◆ Exercise ◆
Copy every entry below exactly, and keep out the pictures.

◆ Information provided ◆
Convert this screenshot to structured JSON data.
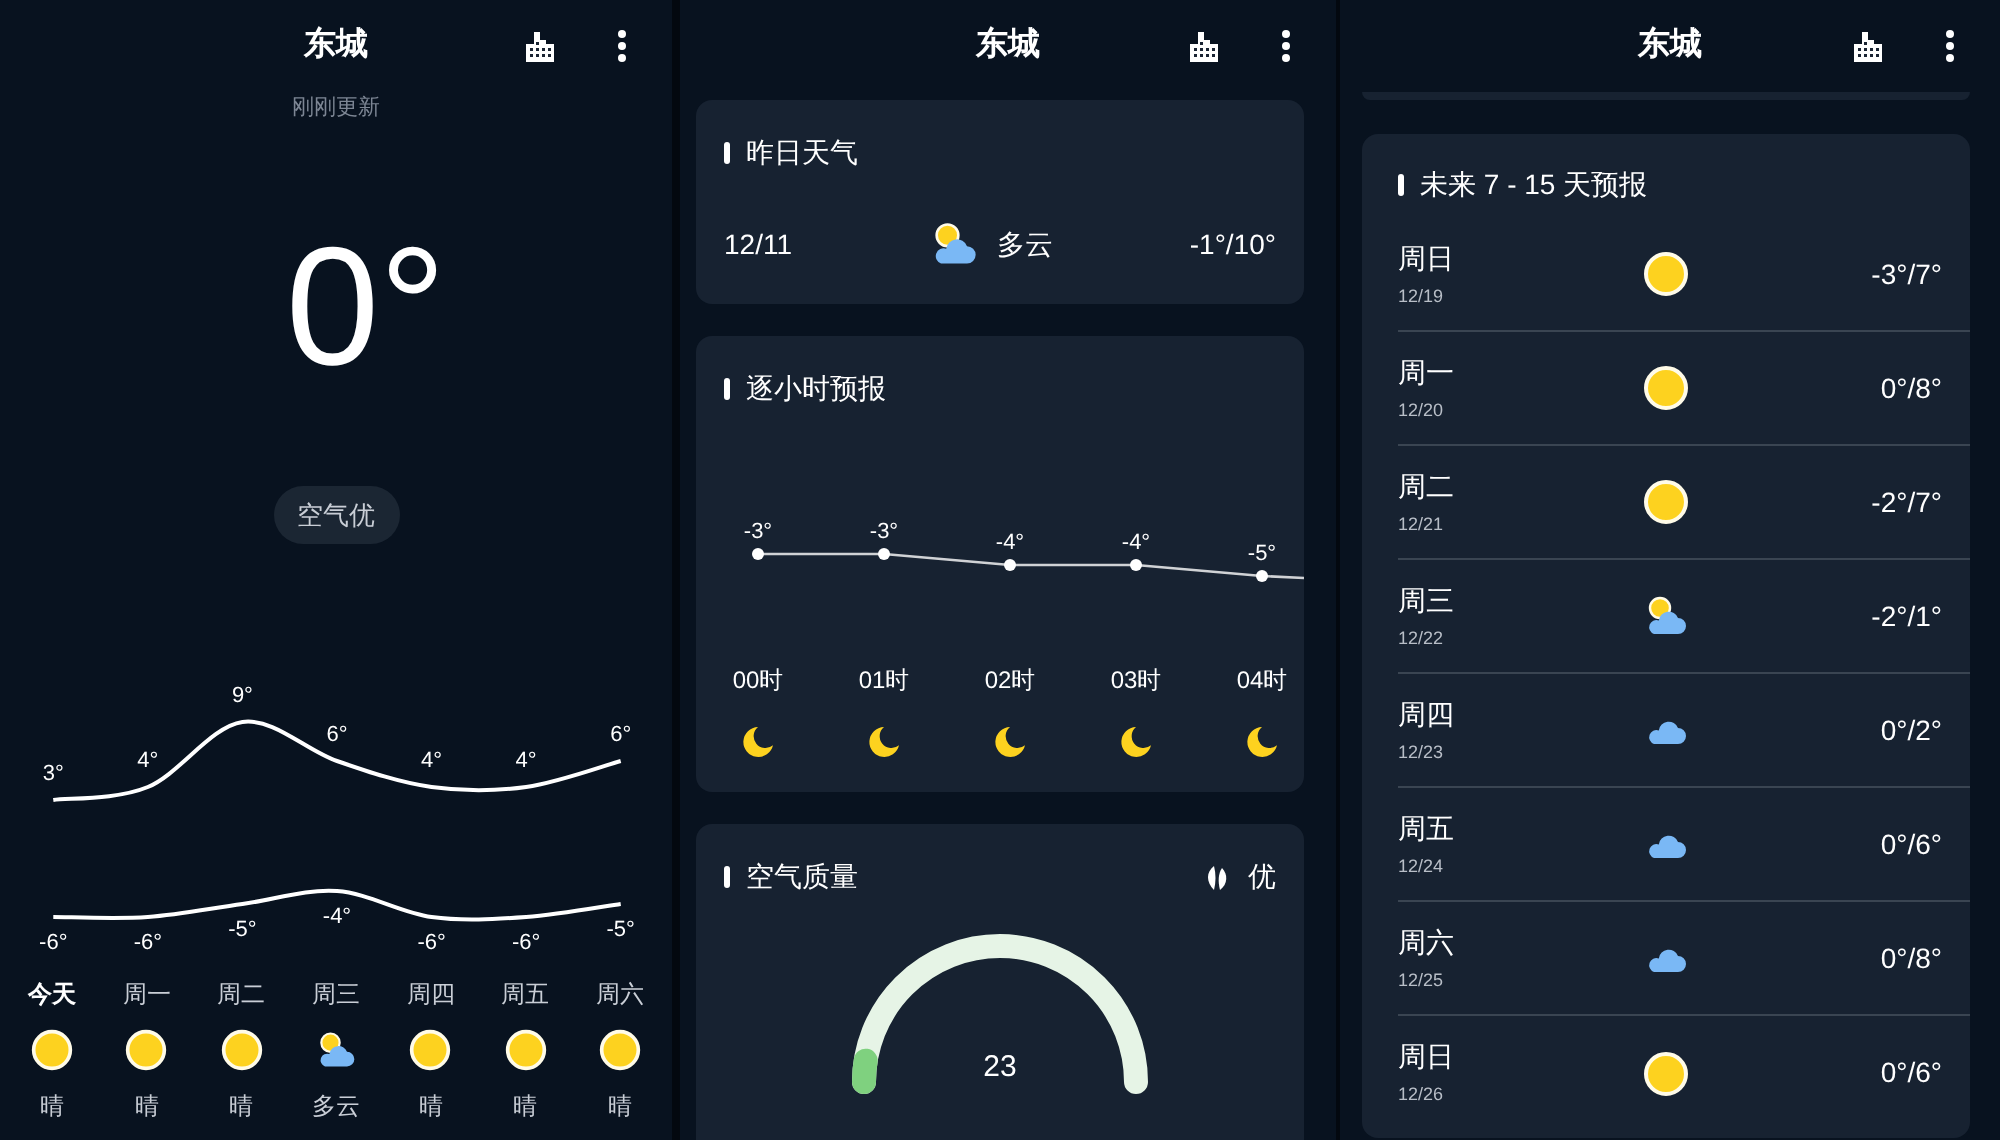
{
  "screens": [
    {
      "header": {
        "title": "东城"
      },
      "updated": "刚刚更新",
      "temperature": "0°",
      "air_badge": "空气优",
      "week_chart": {
        "chart_data": {
          "type": "line",
          "data_labels": true,
          "series": [
            {
              "color": "#ffffff",
              "values": [
                3,
                4,
                9,
                6,
                4,
                4,
                6
              ],
              "value_labels": [
                "3°",
                "4°",
                "9°",
                "6°",
                "4°",
                "4°",
                "6°"
              ]
            },
            {
              "color": "#ffffff",
              "values": [
                -6,
                -6,
                -5,
                -4,
                -6,
                -6,
                -5
              ],
              "value_labels": [
                "-6°",
                "-6°",
                "-5°",
                "-4°",
                "-6°",
                "-6°",
                "-5°"
              ]
            }
          ]
        }
      },
      "days": [
        {
          "label": "今天",
          "selected": true,
          "kind": "sunny",
          "condition": "晴"
        },
        {
          "label": "周一",
          "selected": false,
          "kind": "sunny",
          "condition": "晴"
        },
        {
          "label": "周二",
          "selected": false,
          "kind": "sunny",
          "condition": "晴"
        },
        {
          "label": "周三",
          "selected": false,
          "kind": "partly-cloudy",
          "condition": "多云"
        },
        {
          "label": "周四",
          "selected": false,
          "kind": "sunny",
          "condition": "晴"
        },
        {
          "label": "周五",
          "selected": false,
          "kind": "sunny",
          "condition": "晴"
        },
        {
          "label": "周六",
          "selected": false,
          "kind": "sunny",
          "condition": "晴"
        }
      ]
    },
    {
      "header": {
        "title": "东城"
      },
      "yesterday": {
        "title": "昨日天气",
        "date": "12/11",
        "kind": "partly-cloudy",
        "condition": "多云",
        "range": "-1°/10°"
      },
      "hourly": {
        "title": "逐小时预报",
        "chart_data": {
          "type": "line",
          "data_labels": true,
          "categories": [
            "00时",
            "01时",
            "02时",
            "03时",
            "04时"
          ],
          "series": [
            {
              "color": "#ffffff",
              "marker": "circle",
              "values": [
                -3,
                -3,
                -4,
                -4,
                -5
              ],
              "value_labels": [
                "-3°",
                "-3°",
                "-4°",
                "-4°",
                "-5°"
              ]
            }
          ]
        },
        "icons": [
          {
            "kind": "moon"
          },
          {
            "kind": "moon"
          },
          {
            "kind": "moon"
          },
          {
            "kind": "moon"
          },
          {
            "kind": "moon"
          }
        ]
      },
      "air_quality": {
        "title": "空气质量",
        "grade": "优",
        "value": "23",
        "level": 0.05
      }
    },
    {
      "header": {
        "title": "东城"
      },
      "forecast": {
        "title": "未来 7 - 15 天预报",
        "rows": [
          {
            "day": "周日",
            "date": "12/19",
            "kind": "sunny",
            "range": "-3°/7°"
          },
          {
            "day": "周一",
            "date": "12/20",
            "kind": "sunny",
            "range": "0°/8°"
          },
          {
            "day": "周二",
            "date": "12/21",
            "kind": "sunny",
            "range": "-2°/7°"
          },
          {
            "day": "周三",
            "date": "12/22",
            "kind": "partly-cloudy",
            "range": "-2°/1°"
          },
          {
            "day": "周四",
            "date": "12/23",
            "kind": "cloudy",
            "range": "0°/2°"
          },
          {
            "day": "周五",
            "date": "12/24",
            "kind": "cloudy",
            "range": "0°/6°"
          },
          {
            "day": "周六",
            "date": "12/25",
            "kind": "cloudy",
            "range": "0°/8°"
          },
          {
            "day": "周日",
            "date": "12/26",
            "kind": "sunny",
            "range": "0°/6°"
          }
        ]
      }
    }
  ]
}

◆ Finished exercise ◆
Convert this screenshot to structured JSON data.
{
  "screens": [
    {
      "header": {
        "title": "东城"
      },
      "updated": "刚刚更新",
      "temperature": "0°",
      "air_badge": "空气优",
      "week_chart": {
        "chart_data": {
          "type": "line",
          "data_labels": true,
          "series": [
            {
              "color": "#ffffff",
              "values": [
                3,
                4,
                9,
                6,
                4,
                4,
                6
              ],
              "value_labels": [
                "3°",
                "4°",
                "9°",
                "6°",
                "4°",
                "4°",
                "6°"
              ]
            },
            {
              "color": "#ffffff",
              "values": [
                -6,
                -6,
                -5,
                -4,
                -6,
                -6,
                -5
              ],
              "value_labels": [
                "-6°",
                "-6°",
                "-5°",
                "-4°",
                "-6°",
                "-6°",
                "-5°"
              ]
            }
          ]
        }
      },
      "days": [
        {
          "label": "今天",
          "selected": true,
          "kind": "sunny",
          "condition": "晴"
        },
        {
          "label": "周一",
          "selected": false,
          "kind": "sunny",
          "condition": "晴"
        },
        {
          "label": "周二",
          "selected": false,
          "kind": "sunny",
          "condition": "晴"
        },
        {
          "label": "周三",
          "selected": false,
          "kind": "partly-cloudy",
          "condition": "多云"
        },
        {
          "label": "周四",
          "selected": false,
          "kind": "sunny",
          "condition": "晴"
        },
        {
          "label": "周五",
          "selected": false,
          "kind": "sunny",
          "condition": "晴"
        },
        {
          "label": "周六",
          "selected": false,
          "kind": "sunny",
          "condition": "晴"
        }
      ]
    },
    {
      "header": {
        "title": "东城"
      },
      "yesterday": {
        "title": "昨日天气",
        "date": "12/11",
        "kind": "partly-cloudy",
        "condition": "多云",
        "range": "-1°/10°"
      },
      "hourly": {
        "title": "逐小时预报",
        "chart_data": {
          "type": "line",
          "data_labels": true,
          "categories": [
            "00时",
            "01时",
            "02时",
            "03时",
            "04时"
          ],
          "series": [
            {
              "color": "#ffffff",
              "marker": "circle",
              "values": [
                -3,
                -3,
                -4,
                -4,
                -5
              ],
              "value_labels": [
                "-3°",
                "-3°",
                "-4°",
                "-4°",
                "-5°"
              ]
            }
          ]
        },
        "icons": [
          {
            "kind": "moon"
          },
          {
            "kind": "moon"
          },
          {
            "kind": "moon"
          },
          {
            "kind": "moon"
          },
          {
            "kind": "moon"
          }
        ]
      },
      "air_quality": {
        "title": "空气质量",
        "grade": "优",
        "value": "23",
        "level": 0.05
      }
    },
    {
      "header": {
        "title": "东城"
      },
      "forecast": {
        "title": "未来 7 - 15 天预报",
        "rows": [
          {
            "day": "周日",
            "date": "12/19",
            "kind": "sunny",
            "range": "-3°/7°"
          },
          {
            "day": "周一",
            "date": "12/20",
            "kind": "sunny",
            "range": "0°/8°"
          },
          {
            "day": "周二",
            "date": "12/21",
            "kind": "sunny",
            "range": "-2°/7°"
          },
          {
            "day": "周三",
            "date": "12/22",
            "kind": "partly-cloudy",
            "range": "-2°/1°"
          },
          {
            "day": "周四",
            "date": "12/23",
            "kind": "cloudy",
            "range": "0°/2°"
          },
          {
            "day": "周五",
            "date": "12/24",
            "kind": "cloudy",
            "range": "0°/6°"
          },
          {
            "day": "周六",
            "date": "12/25",
            "kind": "cloudy",
            "range": "0°/8°"
          },
          {
            "day": "周日",
            "date": "12/26",
            "kind": "sunny",
            "range": "0°/6°"
          }
        ]
      }
    }
  ]
}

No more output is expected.